Borderlands 2 review
- Incredible depth
- Addictive gameplay
- Guns, guns, guns
- Hinky vehicle handling
- Occasional texture pop-in
Borderlands 2 isn’t exactly a huge departure from its predecessor. Like the original Borderlands, Gearbox’s new offering bolts the loot-and-reward progression of games like World Of Warcraft and Diablo III to a First-Person-Shooter engine. It then encourages players to go hog-wild in an endless quest for guns, gadgets and cash.
Borderlands 2: Plot
But in spite of this very basic sounding structure, Borderlands 2 is more than just a steroid-enhanced retread of Gearbox’s 2009 sleeper-hit.
The Texas-based developer has gone widescreen with its latest game. Everything from the game’s mechanics, to the collectible content, to even the massive wide open-world of Pandora has been first super-sized and then intricately detailed, in order to draw players in and make them invest oodles of their time.
Even the game’s story has been beefed up, although in the case of Borderlands, that isn’t saying much. The original Borderland’s plot wasn’t so much thin as it was anorexic, but for the sequel, Gearbox has added some welcome twists and turns as well as a lot of sharp dialogue.
Players take on the role of a Vault Hunter pitted against the evil Hyperion Corporation in a race against time to find a weapon capable of wiping most of Pandora’s population off the map.
Borderlands 2: Characters
Players have four character classes to choose from. There’s Axton, a Commando with a deployable turret, Zero an Assassin who can turn invisible, Maya the Siren, who can use her force field to yank enemies out of cover and Salvador, a Gunzerker, who can dual wield weapons.
Each class has a three separate talent trees the player can use to level up with XP earned through blasting enemies and discovering locales on Pandora’s huge open-world map. At low levels, they can boost health regeneration, weapon damage and shield regeneration and the like.
At higher levels, however, they turn into a walking slaughterhouse. Salvador, for example can dual-wield massive weapons like chainguns and rocket launchers, while Zero can generate a holographic decoy, allowing the player to remain invisible to opponents as long as they string attacks together.
Borderlands 2: Multiplayer
These abilities come in handy in the game’s co-op mode, which is probably the most satisfying way to play it. It’s here that Salvador’s decoy ability or Maya’s healing abilities are really brought into full affect, while Axton’s turret – which, at high levels, can attach itself to any surface and fire missiles – transforms into a handy fifth party member.

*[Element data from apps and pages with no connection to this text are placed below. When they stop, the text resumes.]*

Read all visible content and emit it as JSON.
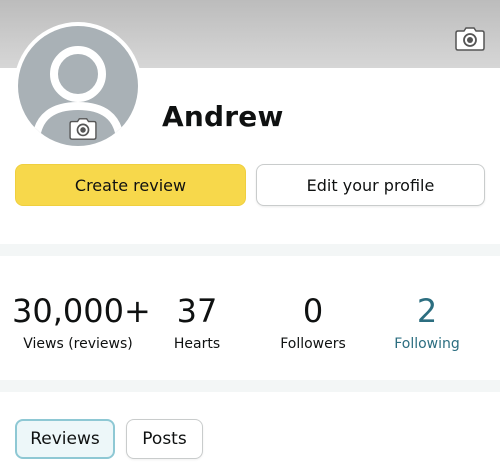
{
  "profile": {
    "name": "Andrew"
  },
  "icons": {
    "cover_camera": "camera-icon",
    "avatar_camera": "camera-icon",
    "avatar": "person-silhouette-icon"
  },
  "actions": {
    "create_review": "Create review",
    "edit_profile": "Edit your profile"
  },
  "stats": [
    {
      "value": "30,000+",
      "label": "Views (reviews)"
    },
    {
      "value": "37",
      "label": "Hearts"
    },
    {
      "value": "0",
      "label": "Followers"
    },
    {
      "value": "2",
      "label": "Following"
    }
  ],
  "tabs": [
    {
      "label": "Reviews",
      "active": true
    },
    {
      "label": "Posts",
      "active": false
    }
  ],
  "colors": {
    "primary_button": "#f7d84b",
    "link_accent": "#2c6e80",
    "active_tab_border": "#8ec8d4",
    "avatar_bg": "#a9b1b6"
  }
}
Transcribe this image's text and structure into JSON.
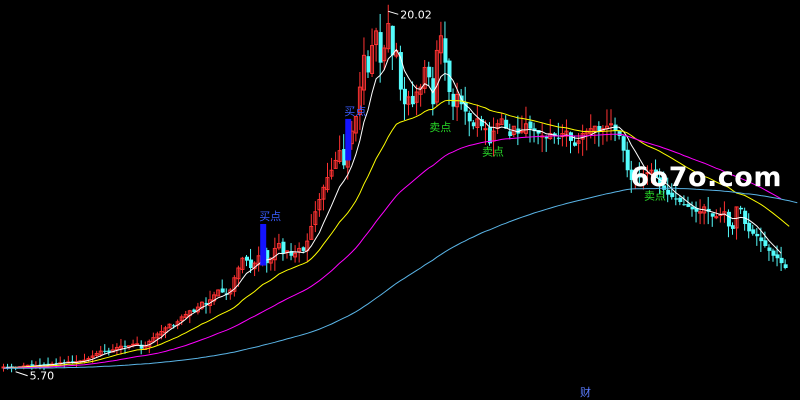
{
  "watermark": "6o7o.com",
  "colors": {
    "background": "#000000",
    "up_candle": "#ff3232",
    "down_candle": "#54fcfc",
    "ma_fast": "#ffffff",
    "ma_mid": "#ffff00",
    "ma_slow": "#ff00ff",
    "ma_long": "#5ab4e6",
    "buy_label": "#3a5cff",
    "sell_label": "#28d828",
    "marker_bar": "#1414ff",
    "marker_bar_green": "#18d818",
    "annotation_text": "#ffffff",
    "footer_text": "#5a7cff"
  },
  "chart_data": {
    "type": "candlestick",
    "title": "",
    "xlabel": "",
    "ylabel": "",
    "ylim": [
      5.3,
      20.6
    ],
    "grid": false,
    "annotations": {
      "high_label": "20.02",
      "low_label": "5.70",
      "footer_label": "财"
    },
    "signals": [
      {
        "text": "买点",
        "index": 64,
        "kind": "buy"
      },
      {
        "text": "买点",
        "index": 85,
        "kind": "buy"
      },
      {
        "text": "卖点",
        "index": 106,
        "kind": "sell"
      },
      {
        "text": "卖点",
        "index": 119,
        "kind": "sell"
      },
      {
        "text": "卖点",
        "index": 159,
        "kind": "sell"
      }
    ],
    "close": [
      5.75,
      5.73,
      5.74,
      5.72,
      5.76,
      5.79,
      5.82,
      5.8,
      5.81,
      5.83,
      5.84,
      5.86,
      5.87,
      5.9,
      5.92,
      5.94,
      5.96,
      5.93,
      5.97,
      6.0,
      6.03,
      6.1,
      6.2,
      6.3,
      6.4,
      6.38,
      6.35,
      6.45,
      6.55,
      6.6,
      6.58,
      6.62,
      6.68,
      6.7,
      6.5,
      6.6,
      6.8,
      6.95,
      7.1,
      7.2,
      7.35,
      7.5,
      7.45,
      7.6,
      7.8,
      7.9,
      8.05,
      8.0,
      8.2,
      8.4,
      8.3,
      8.5,
      8.7,
      8.9,
      8.8,
      8.7,
      8.9,
      9.4,
      9.8,
      10.2,
      10.1,
      9.8,
      10.0,
      10.3,
      10.5,
      10.0,
      10.2,
      10.6,
      10.8,
      10.4,
      10.5,
      10.3,
      10.4,
      10.6,
      10.5,
      10.9,
      11.5,
      12.1,
      12.6,
      13.1,
      13.5,
      13.8,
      14.2,
      14.6,
      14.0,
      14.8,
      15.4,
      16.0,
      17.2,
      18.5,
      17.8,
      18.9,
      19.5,
      18.2,
      18.8,
      19.8,
      18.5,
      18.7,
      17.1,
      16.5,
      16.8,
      16.5,
      17.0,
      17.2,
      18.0,
      17.6,
      16.5,
      18.7,
      19.3,
      18.2,
      17.0,
      16.4,
      16.9,
      16.5,
      16.2,
      15.8,
      15.6,
      15.9,
      15.6,
      15.5,
      14.9,
      15.4,
      15.7,
      15.9,
      15.5,
      15.2,
      15.6,
      15.3,
      15.4,
      15.7,
      15.5,
      15.4,
      15.3,
      15.2,
      15.1,
      15.3,
      15.2,
      15.1,
      15.3,
      15.4,
      15.0,
      14.8,
      15.0,
      15.3,
      15.4,
      15.5,
      15.6,
      15.4,
      15.5,
      15.6,
      15.7,
      15.4,
      15.2,
      14.6,
      13.8,
      13.4,
      13.6,
      13.5,
      13.6,
      13.7,
      13.8,
      13.5,
      13.2,
      13.0,
      12.8,
      12.7,
      12.6,
      12.5,
      12.4,
      12.3,
      12.2,
      12.1,
      12.1,
      12.3,
      12.1,
      11.9,
      11.9,
      12.0,
      12.1,
      11.5,
      11.4,
      12.3,
      12.2,
      11.6,
      11.3,
      11.2,
      11.1,
      10.9,
      10.7,
      10.5,
      10.3,
      10.2,
      10.0,
      9.8
    ],
    "series": [
      {
        "values": [
          5.7,
          5.73,
          5.74,
          5.74,
          5.74,
          5.75,
          5.77,
          5.78,
          5.79,
          5.81,
          5.82,
          5.83,
          5.85,
          5.86,
          5.88,
          5.91,
          5.93,
          5.93,
          5.94,
          5.96,
          5.98,
          6.02,
          6.07,
          6.14,
          6.21,
          6.28,
          6.33,
          6.38,
          6.43,
          6.47,
          6.51,
          6.55,
          6.61,
          6.64,
          6.62,
          6.62,
          6.66,
          6.75,
          6.87,
          6.97,
          7.13,
          7.26,
          7.37,
          7.47,
          7.58,
          7.71,
          7.86,
          7.96,
          8.06,
          8.19,
          8.26,
          8.37,
          8.48,
          8.58,
          8.64,
          8.72,
          8.82,
          8.94,
          9.12,
          9.36,
          9.58,
          9.69,
          9.82,
          9.96,
          10.1,
          10.13,
          10.16,
          10.27,
          10.4,
          10.38,
          10.43,
          10.46,
          10.46,
          10.45,
          10.43,
          10.5,
          10.7,
          10.98,
          11.25,
          11.63,
          11.99,
          12.36,
          12.74,
          13.12,
          13.35,
          13.62,
          13.98,
          14.44,
          15.02,
          15.77,
          16.26,
          16.97,
          17.54,
          17.68,
          17.91,
          18.36,
          18.52,
          18.73,
          18.43,
          17.88,
          17.58,
          17.33,
          17.14,
          17.11,
          17.34,
          17.25,
          16.97,
          17.25,
          17.63,
          17.76,
          17.69,
          17.47,
          17.11,
          16.74,
          16.48,
          16.34,
          16.14,
          15.98,
          15.83,
          15.75,
          15.57,
          15.55,
          15.52,
          15.57,
          15.54,
          15.46,
          15.42,
          15.37,
          15.45,
          15.45,
          15.47,
          15.43,
          15.4,
          15.38,
          15.29,
          15.27,
          15.24,
          15.2,
          15.2,
          15.24,
          15.2,
          15.12,
          15.1,
          15.14,
          15.19,
          15.24,
          15.34,
          15.4,
          15.46,
          15.49,
          15.53,
          15.57,
          15.56,
          15.41,
          15.17,
          14.83,
          14.57,
          14.28,
          14.0,
          13.75,
          13.61,
          13.53,
          13.42,
          13.31,
          13.21,
          13.04,
          12.88,
          12.76,
          12.63,
          12.49,
          12.37,
          12.26,
          12.2,
          12.18,
          12.14,
          12.09,
          12.04,
          11.99,
          12.01,
          11.91,
          11.82,
          11.83,
          11.87,
          11.85,
          11.77,
          11.65,
          11.52,
          11.33,
          11.13,
          10.92,
          10.75,
          10.58,
          10.4
        ]
      },
      {
        "values": [
          5.7,
          5.71,
          5.72,
          5.73,
          5.73,
          5.74,
          5.75,
          5.76,
          5.76,
          5.77,
          5.78,
          5.79,
          5.8,
          5.81,
          5.82,
          5.84,
          5.86,
          5.87,
          5.88,
          5.9,
          5.92,
          5.95,
          5.98,
          6.02,
          6.06,
          6.11,
          6.15,
          6.2,
          6.25,
          6.29,
          6.33,
          6.37,
          6.41,
          6.45,
          6.46,
          6.48,
          6.52,
          6.57,
          6.63,
          6.69,
          6.77,
          6.84,
          6.91,
          6.98,
          7.07,
          7.15,
          7.24,
          7.32,
          7.41,
          7.51,
          7.58,
          7.66,
          7.75,
          7.85,
          7.93,
          8.01,
          8.09,
          8.19,
          8.32,
          8.48,
          8.61,
          8.72,
          8.84,
          8.98,
          9.12,
          9.21,
          9.3,
          9.42,
          9.55,
          9.63,
          9.71,
          9.77,
          9.84,
          9.91,
          9.97,
          10.05,
          10.18,
          10.35,
          10.54,
          10.77,
          10.99,
          11.21,
          11.44,
          11.68,
          11.86,
          12.06,
          12.29,
          12.54,
          12.86,
          13.23,
          13.55,
          13.91,
          14.27,
          14.55,
          14.84,
          15.17,
          15.44,
          15.68,
          15.77,
          15.82,
          15.88,
          15.93,
          16.0,
          16.08,
          16.2,
          16.27,
          16.29,
          16.41,
          16.55,
          16.64,
          16.66,
          16.64,
          16.65,
          16.63,
          16.6,
          16.55,
          16.5,
          16.46,
          16.4,
          16.35,
          16.26,
          16.21,
          16.17,
          16.14,
          16.09,
          16.03,
          15.99,
          15.94,
          15.92,
          15.89,
          15.86,
          15.82,
          15.78,
          15.74,
          15.69,
          15.65,
          15.61,
          15.57,
          15.55,
          15.53,
          15.49,
          15.45,
          15.42,
          15.39,
          15.38,
          15.37,
          15.38,
          15.38,
          15.39,
          15.4,
          15.41,
          15.42,
          15.42,
          15.39,
          15.33,
          15.22,
          15.1,
          15.0,
          14.89,
          14.8,
          14.73,
          14.66,
          14.58,
          14.48,
          14.39,
          14.29,
          14.19,
          14.09,
          13.99,
          13.89,
          13.8,
          13.71,
          13.62,
          13.55,
          13.49,
          13.41,
          13.32,
          13.24,
          13.17,
          13.1,
          12.98,
          12.87,
          12.82,
          12.77,
          12.68,
          12.59,
          12.5,
          12.4,
          12.29,
          12.17,
          12.04,
          11.91,
          11.78,
          11.64,
          11.5
        ]
      },
      {
        "values": [
          5.7,
          5.7,
          5.71,
          5.71,
          5.72,
          5.72,
          5.73,
          5.73,
          5.74,
          5.74,
          5.75,
          5.75,
          5.76,
          5.77,
          5.78,
          5.79,
          5.8,
          5.81,
          5.82,
          5.83,
          5.84,
          5.86,
          5.88,
          5.9,
          5.93,
          5.95,
          5.98,
          6.0,
          6.03,
          6.06,
          6.09,
          6.12,
          6.15,
          6.18,
          6.2,
          6.22,
          6.25,
          6.28,
          6.31,
          6.35,
          6.39,
          6.44,
          6.48,
          6.53,
          6.58,
          6.63,
          6.69,
          6.75,
          6.81,
          6.87,
          6.93,
          6.99,
          7.06,
          7.13,
          7.19,
          7.25,
          7.32,
          7.4,
          7.48,
          7.57,
          7.66,
          7.75,
          7.83,
          7.92,
          8.01,
          8.1,
          8.18,
          8.27,
          8.37,
          8.45,
          8.54,
          8.62,
          8.7,
          8.78,
          8.86,
          8.95,
          9.05,
          9.16,
          9.28,
          9.41,
          9.55,
          9.69,
          9.84,
          10.0,
          10.14,
          10.29,
          10.45,
          10.62,
          10.82,
          11.04,
          11.25,
          11.47,
          11.7,
          11.91,
          12.12,
          12.34,
          12.55,
          12.75,
          12.92,
          13.06,
          13.2,
          13.34,
          13.48,
          13.62,
          13.76,
          13.89,
          13.99,
          14.12,
          14.26,
          14.38,
          14.48,
          14.55,
          14.63,
          14.7,
          14.76,
          14.81,
          14.85,
          14.89,
          14.93,
          14.96,
          14.98,
          15.0,
          15.03,
          15.06,
          15.08,
          15.09,
          15.11,
          15.12,
          15.14,
          15.15,
          15.16,
          15.17,
          15.18,
          15.19,
          15.19,
          15.2,
          15.2,
          15.2,
          15.21,
          15.21,
          15.21,
          15.2,
          15.2,
          15.2,
          15.21,
          15.22,
          15.23,
          15.24,
          15.25,
          15.26,
          15.27,
          15.27,
          15.27,
          15.25,
          15.2,
          15.14,
          15.08,
          15.02,
          14.97,
          14.92,
          14.87,
          14.82,
          14.77,
          14.71,
          14.65,
          14.59,
          14.53,
          14.47,
          14.4,
          14.34,
          14.27,
          14.21,
          14.15,
          14.09,
          14.02,
          13.95,
          13.88,
          13.82,
          13.74,
          13.66,
          13.6,
          13.54,
          13.47,
          13.4,
          13.33,
          13.25,
          13.17,
          13.09,
          13.0,
          12.91,
          12.82,
          12.73,
          12.63
        ]
      },
      {
        "values": [
          5.7,
          5.7,
          5.7,
          5.7,
          5.7,
          5.7,
          5.7,
          5.7,
          5.71,
          5.71,
          5.71,
          5.71,
          5.71,
          5.72,
          5.72,
          5.72,
          5.73,
          5.73,
          5.73,
          5.74,
          5.74,
          5.75,
          5.75,
          5.76,
          5.77,
          5.78,
          5.78,
          5.79,
          5.8,
          5.81,
          5.82,
          5.83,
          5.85,
          5.86,
          5.87,
          5.88,
          5.89,
          5.91,
          5.92,
          5.94,
          5.96,
          5.97,
          5.99,
          6.01,
          6.03,
          6.05,
          6.07,
          6.09,
          6.11,
          6.14,
          6.16,
          6.19,
          6.21,
          6.24,
          6.27,
          6.3,
          6.33,
          6.36,
          6.4,
          6.44,
          6.48,
          6.52,
          6.55,
          6.59,
          6.64,
          6.68,
          6.72,
          6.76,
          6.81,
          6.85,
          6.9,
          6.94,
          6.99,
          7.03,
          7.08,
          7.13,
          7.18,
          7.24,
          7.3,
          7.37,
          7.44,
          7.51,
          7.59,
          7.67,
          7.75,
          7.83,
          7.92,
          8.01,
          8.11,
          8.22,
          8.33,
          8.45,
          8.57,
          8.68,
          8.8,
          8.93,
          9.05,
          9.17,
          9.28,
          9.38,
          9.49,
          9.59,
          9.7,
          9.8,
          9.92,
          10.02,
          10.12,
          10.24,
          10.35,
          10.46,
          10.56,
          10.65,
          10.74,
          10.83,
          10.91,
          11.0,
          11.07,
          11.15,
          11.23,
          11.3,
          11.36,
          11.43,
          11.5,
          11.57,
          11.63,
          11.7,
          11.76,
          11.82,
          11.88,
          11.93,
          11.99,
          12.05,
          12.1,
          12.15,
          12.2,
          12.25,
          12.3,
          12.35,
          12.39,
          12.44,
          12.48,
          12.52,
          12.56,
          12.6,
          12.64,
          12.68,
          12.72,
          12.76,
          12.8,
          12.84,
          12.87,
          12.91,
          12.94,
          12.98,
          13.01,
          13.03,
          13.04,
          13.04,
          13.04,
          13.05,
          13.05,
          13.05,
          13.06,
          13.06,
          13.06,
          13.06,
          13.06,
          13.05,
          13.05,
          13.04,
          13.03,
          13.02,
          13.01,
          13.0,
          12.99,
          12.98,
          12.97,
          12.96,
          12.94,
          12.93,
          12.91,
          12.89,
          12.87,
          12.84,
          12.83,
          12.81,
          12.79,
          12.76,
          12.74,
          12.71,
          12.68,
          12.65,
          12.62,
          12.58,
          12.55,
          12.51,
          12.47
        ]
      }
    ]
  }
}
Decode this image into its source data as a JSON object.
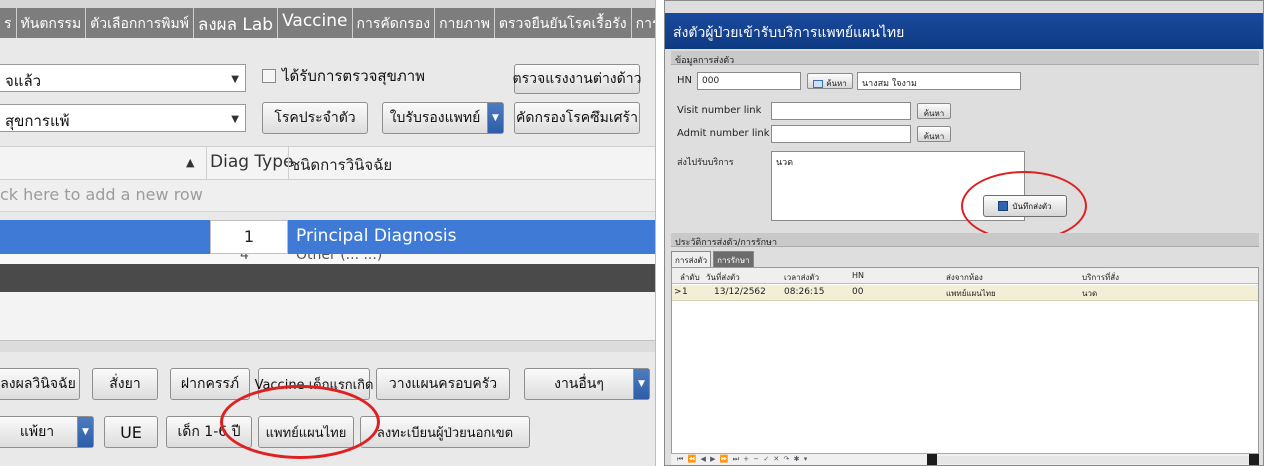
{
  "left": {
    "tabs": [
      "ร",
      "ทันตกรรม",
      "ตัวเลือกการพิมพ์",
      "ลงผล Lab",
      "Vaccine",
      "การคัดกรอง",
      "กายภาพ",
      "ตรวจยืนยันโรคเรื้อรัง",
      "การ"
    ],
    "combo1_value": "จแล้ว",
    "combo2_value": "สุขการแพ้",
    "checkbox_label": "ได้รับการตรวจสุขภาพ",
    "btn_check_foreign": "ตรวจแรงงานต่างด้าว",
    "btn_chronic": "โรคประจำตัว",
    "btn_med_cert": "ใบรับรองแพทย์",
    "btn_screen_depression": "คัดกรองโรคซึมเศร้า",
    "grid": {
      "col_diag_type": "Diag Type",
      "col_diag_type_th": "ชนิดการวินิจฉัย",
      "new_row_hint": "ck here to add a new row",
      "selected_num": "1",
      "selected_text": "Principal Diagnosis",
      "next_row_num": "4",
      "next_row_text": "Other (...                        ...)"
    },
    "bottom_buttons_row1": {
      "diagnosis": "ลงผลวินิจฉัย",
      "order_med": "สั่งยา",
      "antenatal": "ฝากครรภ์",
      "vaccine": "Vaccine เด็กแรกเกิด",
      "family_plan": "วางแผนครอบครัว",
      "other_work": "งานอื่นๆ"
    },
    "bottom_buttons_row2": {
      "allergy": "แพ้ยา",
      "ue": "UE",
      "child": "เด็ก 1-6 ปี",
      "thai_med": "แพทย์แผนไทย",
      "register_out": "ลงทะเบียนผู้ป่วยนอกเขต"
    }
  },
  "right": {
    "title": "ส่งตัวผู้ป่วยเข้ารับบริการแพทย์แผนไทย",
    "section_send_info": "ข้อมูลการส่งตัว",
    "hn_label": "HN",
    "hn_value": "000",
    "search_btn": "ค้นหา",
    "patient_name": "นางสม ใจงาม",
    "visit_label": "Visit number link",
    "admit_label": "Admit number link",
    "send_service_label": "ส่งไปรับบริการ",
    "send_service_value": "นวด",
    "save_btn": "บันทึกส่งตัว",
    "section_history": "ประวัติการส่งตัว/การรักษา",
    "tab_send": "การส่งตัว",
    "tab_treat": "การรักษา",
    "grid_headers": [
      "ลำดับ",
      "วันที่ส่งตัว",
      "เวลาส่งตัว",
      "HN",
      "ส่งจากห้อง",
      "บริการที่สั่ง"
    ],
    "grid_row": [
      "1",
      "13/12/2562",
      "08:26:15",
      "00",
      "แพทย์แผนไทย",
      "นวด"
    ],
    "nav_glyphs": "⏮ ⏪ ◀ ▶ ⏩ ⏭ + − ✓ ✕ ↷ ✱ ▾"
  },
  "colors": {
    "title_blue": "#1b4a9e",
    "selection_blue": "#3f7bd6",
    "highlight_red": "#e02020",
    "row_yellow": "#f3efd7"
  }
}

There are two things to remember about co-op mode however. Firstly, enemies are going to be four-times as tough to beat, mainly to prevent the game from turning into a cakewalk. Second, it’s only worth playing with gamers you know are good team players, as there’s no way to prevent selfish lone wolf types from taking all the best loot.
Borderlands 2: Gameplay
Ah, the loot: perhaps the most important draw in Borderlands 2’s arsenal. Not only do players earn XP from every enemy they kill, but they’ll also note that every dropped foe spits out an asset, be it in the form of ammo, mods, cash or guns.
This turns every gun battle into a potential treasure trove from which the player or players can profit. The fact that Borderlands 2 offers skill-enhancing Badass Tokens for racking up things like headshots, environment kills and explosion kills only sweetens the deal.
The only thing more addictive than looting victims is collecting an arsenal of weird and wonderful firearms. The box art proclaims there are millions of guns in the game, and though we’re not about to start a count, the volume of guns we’ve discovered so far is eye-popping.
Players will get hold of rifles that fire incendiary rounds, SMGs that spit electricity and bullets at the same time, shotguns that turn into grenades when you reload them and sniper rifles that fire acid-filled bullets.
Each brief loading screen players see when they switch to a new environment shows a new gun as a placeholder and in 17+ hours of Borderlands 2, we’ve yet to come across the same gun twice.
Borderlands 2: Verdict
There are one or two niggles, here and there; textures occasionally pop in and driving vehicles is nowhere near as much fun as it should be, but in light of the game’s strength, this is nitpicking in the extreme. Gearbox have served up a deep and beautiful beast of a game, and we urge you to book passage to Pandora forthwith. You’ll be glad you did.
Borderlands 2 release date: 21 September 2012
Borderlands 2 price: £39.99